Melissa! Happy Birthday! I hear you’ve been a little down…? Carlee says you’re “one of the most amazing people I know” so it’s not right for someone like you to be down. Especially not now. Always, always, always start a new year, on your birthday, with good spirits. It’s a feng shui thing. Never, ever, ever kick it off with bad energy. It’ll set the mood for the rest. You’ve got a great friend who adores you and it sounds like you share a lot of laughs and that’s really good beginning. Have fun tonight and this weekend!
To Cara & Dak – George was a badass, especially at the casino, and those 16 years must have been filled with so much love and joy. He looks like he loved his life; Alison sent photos, what a handsome boy! And while I know nothing will take his place, she did ask me to post a shot of the GMD on a slide doing God knows what. One of the all-time best pick-me-up pictures, isn’t it?
Happy Birthday Amy! Bebe is gorgeous. And she’s right when she tells you to piss off and let her take a nap. Please. It’s her right to sleep. By request, enjoy Common and Pink.
And finally, today is World Kidney Day. My mother’s kidneys failed her years ago. She was fortunate enough to receive a transplant but there will always be complications. Here are some helpful kidney facts and reminders:

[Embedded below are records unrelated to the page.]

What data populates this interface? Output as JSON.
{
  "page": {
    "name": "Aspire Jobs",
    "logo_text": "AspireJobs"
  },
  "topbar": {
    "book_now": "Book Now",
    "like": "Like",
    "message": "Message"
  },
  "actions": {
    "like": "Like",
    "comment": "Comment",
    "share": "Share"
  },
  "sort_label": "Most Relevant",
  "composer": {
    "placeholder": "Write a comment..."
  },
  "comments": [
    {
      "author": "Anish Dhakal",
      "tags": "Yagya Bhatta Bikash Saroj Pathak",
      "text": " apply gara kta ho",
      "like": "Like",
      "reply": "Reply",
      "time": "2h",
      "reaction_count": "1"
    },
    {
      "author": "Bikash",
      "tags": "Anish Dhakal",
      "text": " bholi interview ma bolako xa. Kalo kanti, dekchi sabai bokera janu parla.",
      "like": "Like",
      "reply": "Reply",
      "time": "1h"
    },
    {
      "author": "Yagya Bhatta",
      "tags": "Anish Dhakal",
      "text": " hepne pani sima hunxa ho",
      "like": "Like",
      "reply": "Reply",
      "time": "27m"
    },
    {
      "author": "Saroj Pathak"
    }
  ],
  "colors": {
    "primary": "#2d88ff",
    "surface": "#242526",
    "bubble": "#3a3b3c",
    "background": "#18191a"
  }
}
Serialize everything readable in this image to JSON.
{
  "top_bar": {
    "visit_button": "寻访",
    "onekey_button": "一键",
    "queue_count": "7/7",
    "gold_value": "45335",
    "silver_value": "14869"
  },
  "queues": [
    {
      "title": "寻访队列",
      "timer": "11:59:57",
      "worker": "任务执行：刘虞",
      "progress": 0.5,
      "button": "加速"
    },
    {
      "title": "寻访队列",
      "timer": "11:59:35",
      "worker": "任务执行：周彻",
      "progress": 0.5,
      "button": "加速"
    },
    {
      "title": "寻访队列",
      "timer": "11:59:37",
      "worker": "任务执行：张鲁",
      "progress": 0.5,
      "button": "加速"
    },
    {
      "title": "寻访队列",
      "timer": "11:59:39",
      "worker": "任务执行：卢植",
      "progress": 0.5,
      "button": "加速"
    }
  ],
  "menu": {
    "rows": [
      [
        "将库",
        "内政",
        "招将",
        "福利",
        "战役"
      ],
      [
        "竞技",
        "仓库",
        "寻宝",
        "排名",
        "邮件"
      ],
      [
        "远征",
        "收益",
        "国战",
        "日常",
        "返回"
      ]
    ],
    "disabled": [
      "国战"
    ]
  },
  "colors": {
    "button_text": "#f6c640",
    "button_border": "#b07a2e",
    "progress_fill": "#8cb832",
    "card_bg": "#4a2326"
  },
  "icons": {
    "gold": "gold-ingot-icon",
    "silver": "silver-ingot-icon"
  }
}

Chronic Kidney Disease is a major risk for Cardiovascular Disease. The slogan for this year's campaign is Protect Your Kidneys and Save Your Heart. Kidney disease is a major risk factor for cardiovascular disease, Canada’s number one killer. Kidney failure can happen to anyone at any age. 2 million Canadians are at risk for, or have, kidney disease. Persons of First Nations, Hispanic, African American, Asian or Pacific Islanders descent are more at risk for kidney disease. Being 55 years of age or over also puts you at greater risk, while diabetes and high blood pressure are the two most common and preventable causes of end-stage kidney disease. Know more about your kidney health. Those with high blood pressure, diabetes or a family history of kidney disease should have their urine and blood tested as well. Kidney disease frequently has no symptoms until the disease is advanced, so screening is paramount in terms of prevention and detection. The Kidney Foundation website at www.kidney.ca provides a range of information on treatment choices, how to get peer support and how to live well with kidney disease.
Photos from Wenn.com